I know, I know.  After I spent the last 3 minutes telling you how running is terrible for you, I'm doing an about-face.  But, I don't think I'm completely changing my tune either.

In the age of desk jobs, you'd be crazy to tell someone to "move less." Most people need to move more, and not just for cosmetic reasons.  Further, I've realized how low intensity/long duration cardio can really help someone's overall health.  The key, as with anything, is finding the right modality for the right person.

 No, the Shake Weight will never count as long, slow cardio..

No, the Shake Weight will never count as long, slow cardio..

This blog post by Mike Robertson does a fantastic job explaining why everyone needs some form of long, slow cardio.  But if you're too lazy to click on the link, I'll give you the Cliff Notes version: 1) By having a good cardiovascular base, it promotes heart health in a different way than you receive from strength training. 2) Long slow cardio gives you a bigger tank, and makes everything else (yes, even a set of deadlifts) easier. 3) It'll help you recover for your next strength session.
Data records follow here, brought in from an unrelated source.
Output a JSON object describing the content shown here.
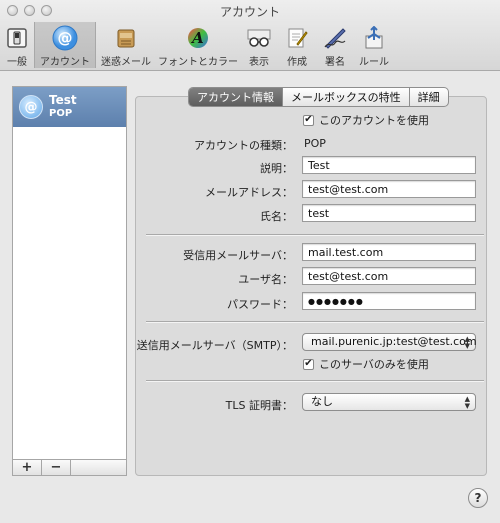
{
  "window": {
    "title": "アカウント"
  },
  "toolbar": {
    "items": [
      {
        "label": "一般",
        "icon": "switch-icon"
      },
      {
        "label": "アカウント",
        "icon": "at-icon"
      },
      {
        "label": "迷惑メール",
        "icon": "junk-mail-icon"
      },
      {
        "label": "フォントとカラー",
        "icon": "font-color-icon"
      },
      {
        "label": "表示",
        "icon": "glasses-icon"
      },
      {
        "label": "作成",
        "icon": "compose-icon"
      },
      {
        "label": "署名",
        "icon": "signature-icon"
      },
      {
        "label": "ルール",
        "icon": "rules-icon"
      }
    ]
  },
  "sidebar": {
    "account": {
      "name": "Test",
      "type": "POP"
    },
    "add_label": "+",
    "remove_label": "−"
  },
  "tabs": {
    "info": "アカウント情報",
    "mailbox": "メールボックスの特性",
    "detail": "詳細"
  },
  "form": {
    "enable_label": "このアカウントを使用",
    "enable_checked": true,
    "account_type_label": "アカウントの種類：",
    "account_type_value": "POP",
    "description_label": "説明：",
    "description_value": "Test",
    "email_label": "メールアドレス：",
    "email_value": "test@test.com",
    "fullname_label": "氏名：",
    "fullname_value": "test",
    "incoming_label": "受信用メールサーバ：",
    "incoming_value": "mail.test.com",
    "username_label": "ユーザ名：",
    "username_value": "test@test.com",
    "password_label": "パスワード：",
    "password_value": "●●●●●●●",
    "smtp_label": "送信用メールサーバ（SMTP）：",
    "smtp_value": "mail.purenic.jp:test@test.com",
    "only_server_label": "このサーバのみを使用",
    "only_server_checked": true,
    "tls_label": "TLS 証明書：",
    "tls_value": "なし"
  },
  "help": {
    "label": "?"
  },
  "colors": {
    "selection": "#6d8fbb",
    "tab_active": "#6c6c6c",
    "panel": "#dcdcdc"
  }
}
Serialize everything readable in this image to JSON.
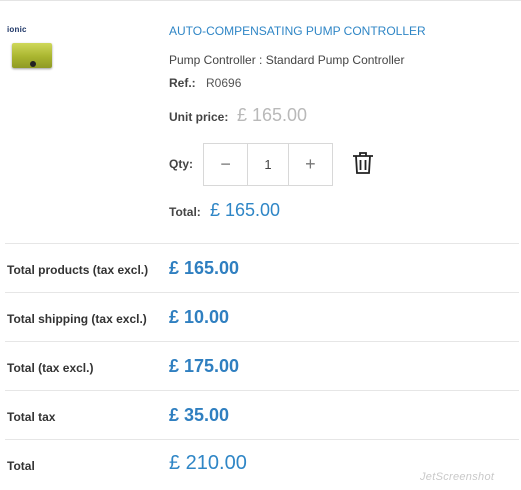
{
  "product": {
    "brand_logo": "ionic",
    "name": "AUTO-COMPENSATING PUMP CONTROLLER",
    "description": "Pump Controller : Standard Pump Controller",
    "ref_label": "Ref.:",
    "ref_value": "R0696",
    "unit_price_label": "Unit price:",
    "unit_price": "£ 165.00",
    "qty_label": "Qty:",
    "qty_value": "1",
    "qty_minus": "−",
    "qty_plus": "+",
    "total_label": "Total:",
    "total_value": "£ 165.00",
    "delete_icon": "trash-icon"
  },
  "summary": [
    {
      "label": "Total products (tax excl.)",
      "value": "£ 165.00"
    },
    {
      "label": "Total shipping (tax excl.)",
      "value": "£ 10.00"
    },
    {
      "label": "Total (tax excl.)",
      "value": "£ 175.00"
    },
    {
      "label": "Total tax",
      "value": "£ 35.00"
    },
    {
      "label": "Total",
      "value": "£ 210.00"
    }
  ],
  "watermark": "JetScreenshot",
  "colors": {
    "accent": "#2f86c6",
    "muted_price": "#b9b9b9",
    "divider": "#e6e6e6"
  }
}
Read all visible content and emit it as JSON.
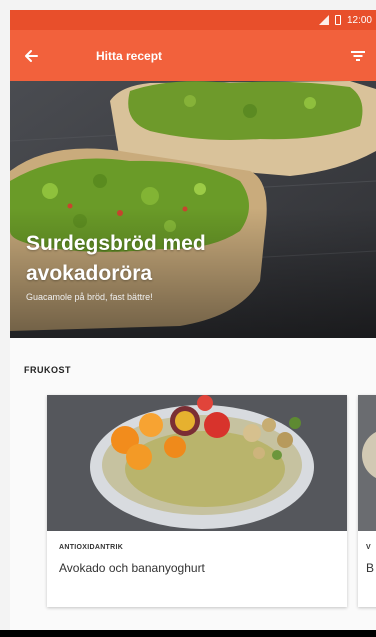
{
  "status_bar": {
    "time": "12:00"
  },
  "app_bar": {
    "title": "Hitta recept"
  },
  "hero": {
    "title": "Surdegsbröd med avokadoröra",
    "subtitle": "Guacamole på bröd, fast bättre!"
  },
  "section": {
    "title": "FRUKOST"
  },
  "cards": [
    {
      "category": "ANTIOXIDANTRIK",
      "name": "Avokado och bananyoghurt"
    },
    {
      "category": "V",
      "name": "B"
    }
  ],
  "colors": {
    "primary": "#f2613c",
    "status_bar": "#e84f2b"
  },
  "icons": [
    "back-arrow-icon",
    "filter-icon",
    "signal-icon",
    "battery-icon"
  ]
}
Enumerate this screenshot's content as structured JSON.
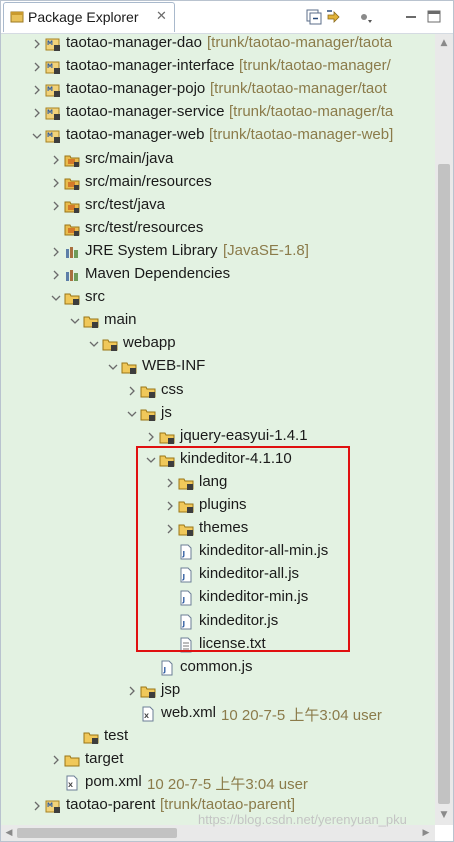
{
  "view": {
    "title": "Package Explorer"
  },
  "toolbar": {
    "icons": [
      "collapse-all-icon",
      "link-with-editor-icon",
      "view-menu-icon",
      "minimize-icon",
      "maximize-icon"
    ]
  },
  "tree": [
    {
      "label": "taotao-manager-dao",
      "decoration": "[trunk/taotao-manager/taota"
    },
    {
      "label": "taotao-manager-interface",
      "decoration": "[trunk/taotao-manager/"
    },
    {
      "label": "taotao-manager-pojo",
      "decoration": "[trunk/taotao-manager/taot"
    },
    {
      "label": "taotao-manager-service",
      "decoration": "[trunk/taotao-manager/ta"
    },
    {
      "label": "taotao-manager-web",
      "decoration": "[trunk/taotao-manager-web]"
    },
    {
      "label": "src/main/java",
      "decoration": ""
    },
    {
      "label": "src/main/resources",
      "decoration": ""
    },
    {
      "label": "src/test/java",
      "decoration": ""
    },
    {
      "label": "src/test/resources",
      "decoration": ""
    },
    {
      "label": "JRE System Library",
      "decoration": "[JavaSE-1.8]"
    },
    {
      "label": "Maven Dependencies",
      "decoration": ""
    },
    {
      "label": "src",
      "decoration": ""
    },
    {
      "label": "main",
      "decoration": ""
    },
    {
      "label": "webapp",
      "decoration": ""
    },
    {
      "label": "WEB-INF",
      "decoration": ""
    },
    {
      "label": "css",
      "decoration": ""
    },
    {
      "label": "js",
      "decoration": ""
    },
    {
      "label": "jquery-easyui-1.4.1",
      "decoration": ""
    },
    {
      "label": "kindeditor-4.1.10",
      "decoration": ""
    },
    {
      "label": "lang",
      "decoration": ""
    },
    {
      "label": "plugins",
      "decoration": ""
    },
    {
      "label": "themes",
      "decoration": ""
    },
    {
      "label": "kindeditor-all-min.js",
      "decoration": ""
    },
    {
      "label": "kindeditor-all.js",
      "decoration": ""
    },
    {
      "label": "kindeditor-min.js",
      "decoration": ""
    },
    {
      "label": "kindeditor.js",
      "decoration": ""
    },
    {
      "label": "license.txt",
      "decoration": ""
    },
    {
      "label": "common.js",
      "decoration": ""
    },
    {
      "label": "jsp",
      "decoration": ""
    },
    {
      "label": "web.xml",
      "decoration": "10  20-7-5 上午3:04  user"
    },
    {
      "label": "test",
      "decoration": ""
    },
    {
      "label": "target",
      "decoration": ""
    },
    {
      "label": "pom.xml",
      "decoration": "10  20-7-5 上午3:04  user"
    },
    {
      "label": "taotao-parent",
      "decoration": "[trunk/taotao-parent]"
    }
  ],
  "watermark": "https://blog.csdn.net/yerenyuan_pku",
  "colors": {
    "tree_background": "#e3f2e2",
    "highlight_border": "#e01010",
    "decoration_text": "#8b7b4a"
  }
}
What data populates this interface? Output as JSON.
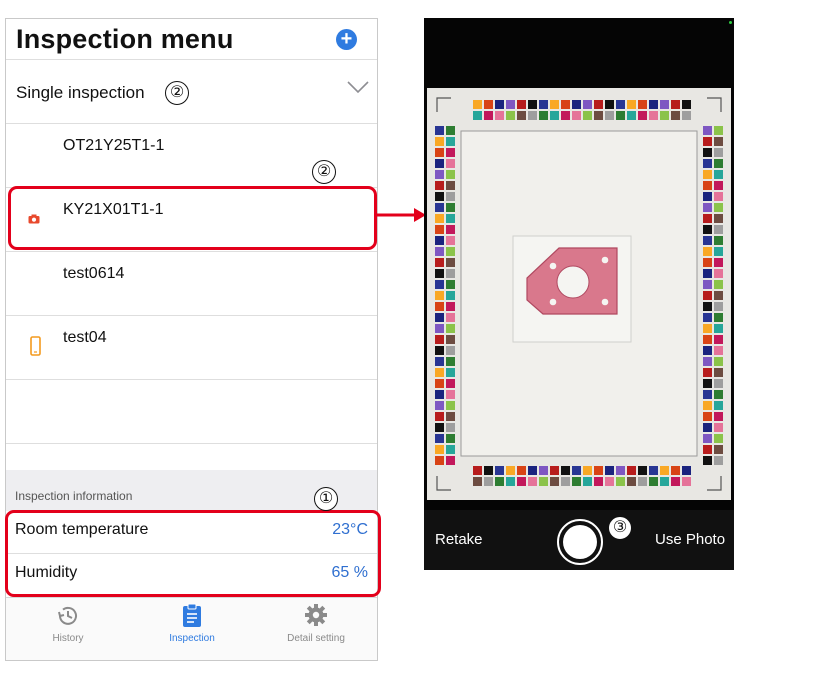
{
  "app": {
    "title": "Inspection menu",
    "add_symbol": "+"
  },
  "dropdown": {
    "label": "Single inspection",
    "marker": "②"
  },
  "list": {
    "items": [
      {
        "label": "OT21Y25T1-1",
        "icon": ""
      },
      {
        "label": "KY21X01T1-1",
        "icon": "camera-icon"
      },
      {
        "label": "test0614",
        "icon": ""
      },
      {
        "label": "test04",
        "icon": "phone-icon"
      },
      {
        "label": "",
        "icon": ""
      }
    ]
  },
  "info": {
    "header": "Inspection information",
    "temperature_label": "Room temperature",
    "temperature_value": "23°C",
    "humidity_label": "Humidity",
    "humidity_value": "65 %"
  },
  "tabs": [
    {
      "label": "History",
      "icon": "history-icon",
      "active": false
    },
    {
      "label": "Inspection",
      "icon": "clipboard-icon",
      "active": true
    },
    {
      "label": "Detail setting",
      "icon": "gear-icon",
      "active": false
    }
  ],
  "annotations": {
    "marker_1": "①",
    "marker_2": "②",
    "marker_3": "③"
  },
  "camera": {
    "retake_label": "Retake",
    "use_photo_label": "Use Photo"
  },
  "colors": {
    "accent": "#2f7be0",
    "highlight": "#e3001b",
    "value_text": "#2f6fd0",
    "camera_bg": "#050505"
  }
}
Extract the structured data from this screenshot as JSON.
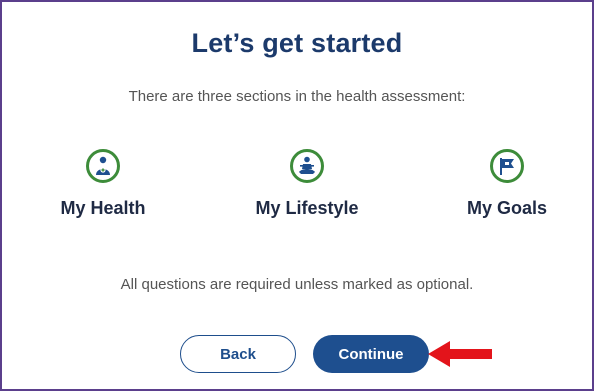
{
  "header": {
    "title": "Let’s get started"
  },
  "intro": {
    "text": "There are three sections in the health assessment:"
  },
  "sections": [
    {
      "label": "My Health",
      "icon": "health-person-icon"
    },
    {
      "label": "My Lifestyle",
      "icon": "lifestyle-meditation-icon"
    },
    {
      "label": "My Goals",
      "icon": "goals-flag-icon"
    }
  ],
  "note": {
    "text": "All questions are required unless marked as optional."
  },
  "buttons": {
    "back_label": "Back",
    "continue_label": "Continue"
  },
  "annotation": {
    "arrow_color": "#e3141b"
  },
  "colors": {
    "accent": "#1e4f8f",
    "icon_ring": "#3d8c3a",
    "frame": "#5b3f8c"
  }
}
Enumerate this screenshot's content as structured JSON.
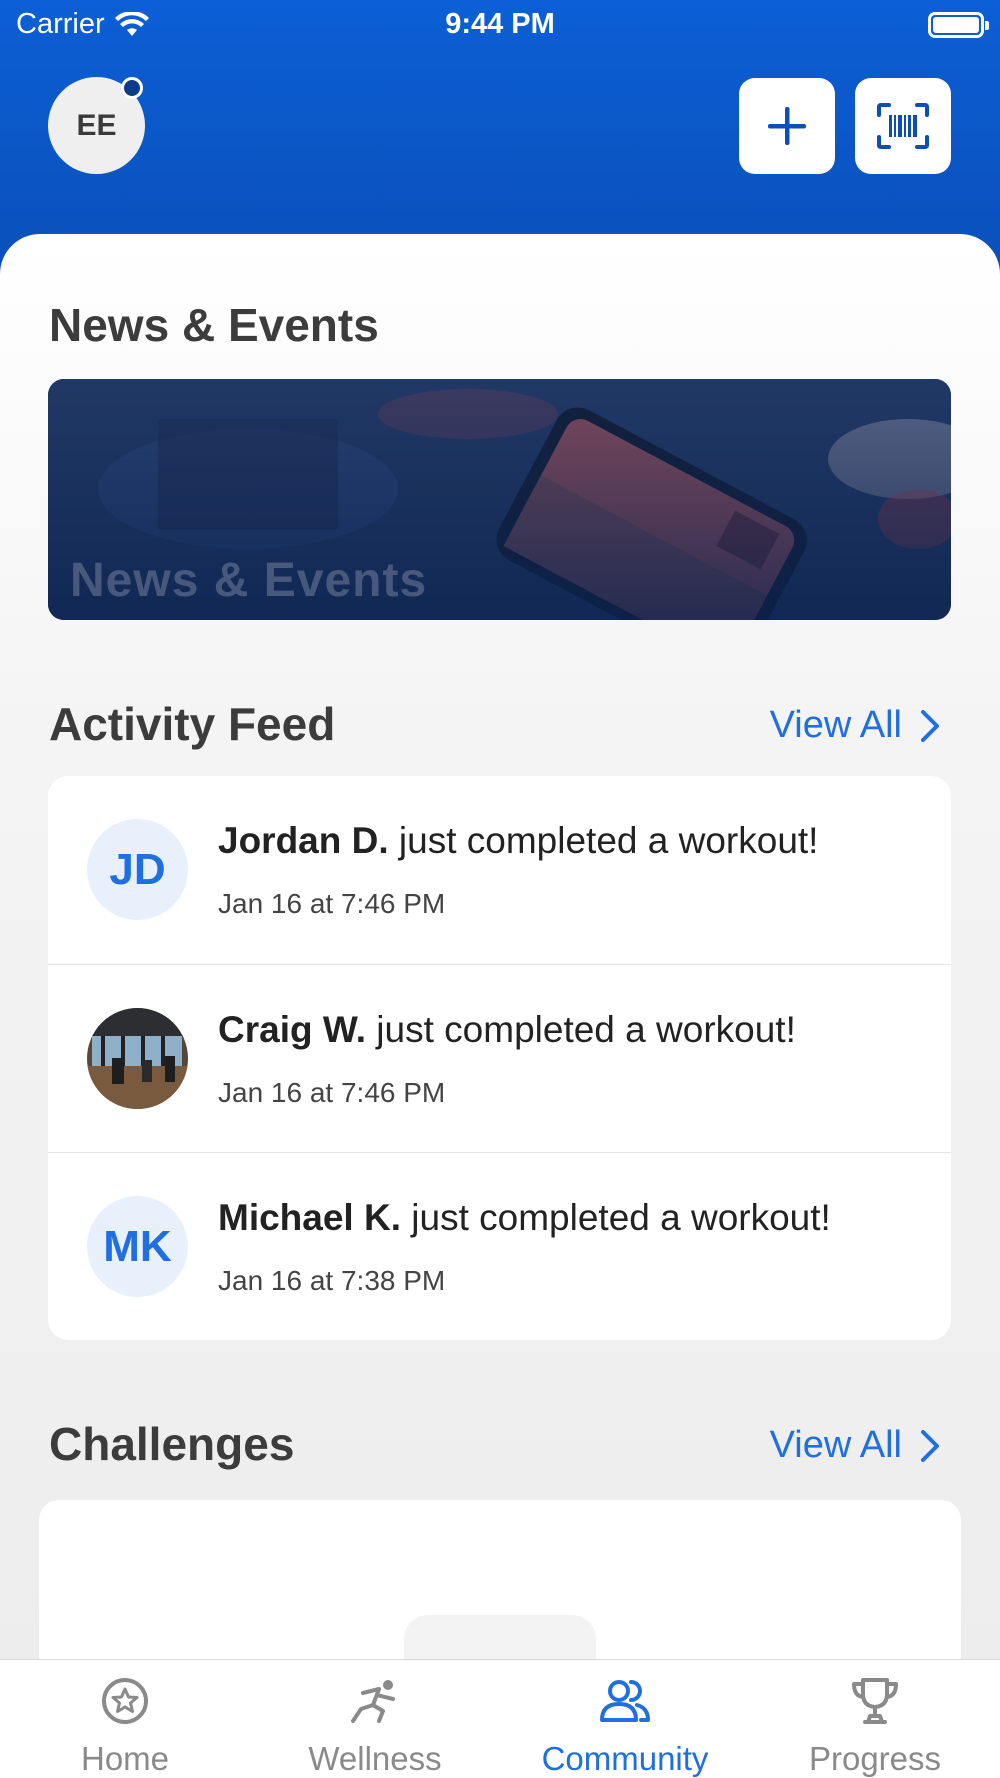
{
  "status_bar": {
    "carrier": "Carrier",
    "time": "9:44 PM"
  },
  "header": {
    "avatar_initials": "EE",
    "add_icon": "plus-icon",
    "scan_icon": "barcode-scan-icon",
    "accent": "#0c5fd6"
  },
  "news": {
    "title": "News & Events",
    "card_title": "News & Events"
  },
  "activity_feed": {
    "title": "Activity Feed",
    "view_all": "View All",
    "items": [
      {
        "initials": "JD",
        "name": "Jordan D.",
        "action": " just completed a workout!",
        "time": "Jan 16 at 7:46 PM"
      },
      {
        "initials": "",
        "name": "Craig W.",
        "action": " just completed a workout!",
        "time": "Jan 16 at 7:46 PM"
      },
      {
        "initials": "MK",
        "name": "Michael K.",
        "action": " just completed a workout!",
        "time": "Jan 16 at 7:38 PM"
      }
    ]
  },
  "challenges": {
    "title": "Challenges",
    "view_all": "View All"
  },
  "tabbar": {
    "tabs": [
      {
        "label": "Home",
        "icon": "star-circle-icon"
      },
      {
        "label": "Wellness",
        "icon": "runner-icon"
      },
      {
        "label": "Community",
        "icon": "people-icon"
      },
      {
        "label": "Progress",
        "icon": "trophy-icon"
      }
    ],
    "active": "Community",
    "active_color": "#1f6fe0",
    "inactive_color": "#8a8a8a"
  }
}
Many of us are too busy or don't want to train every single day.  For that reason, only add in this long duration, low intensity cardio if you have extra time apart from strength.  Don't worry about how fast you're going, simply staying within 120-150 beats per minute for 30 minutes is really all you need.

6. Progress conditioning slowly. 

A few years ago, I failed to realize how much benefit there is in real low intensity cardio. As such, I would have someone go as hard as they could on the AirDyne for 15 seconds.  I mean, it's only 15 seconds, and if you're working as hard as you can, people will naturally go slower if the need to. Right?  RIGHT!?

Wrong.  And, it was an unfortunate lesson for me to learn as my clients would be absolutely dead to the world after 1-2 sprints on the bike.  After they picked themselves (and their lunch) off the floor, we usually had to end our session early.  Worst of all?  I can't hop in my DeLorean, go back in time, and hit myself in the face for putting my clients through that!

One of the biggest lessons I've learned is that you need to treat aerobic work just like you would in strength training, and progress people properly.  If someone wanted to learn how to deadlift, the last thing I would ever do is load up a barbell with 400 pounds and let them give it a go - yet, I was doing just that on those bike sprints!  

Even if we're as low as 40% of someone's max effort, people will still be able to see some aerobic gainzz.  By slowly building yourself up - rather than going balls to the wall on Day 1 - you'll be better positioned to see improvements, stick with it, and lose weight.  And who knows, you may even learn to love the AirDyne (or at least, not hate it quite so much)

7. Visualize Success.

I'm a big believer in the old adage, "whether you think you can or you can't, you're right."  Call me corny, but hear me out.

Many of us pride ourselves on our hard work in the gym.  But, when it comes to something like a heavy deadlift, or losing weight, we don't put in an equal amount of mental preparation.  By visualizing success, you'll be more apt to stick with your program.  It'll help you stay calm and keep your focus when you realize that what you're doing day in and day out has a greater purpose.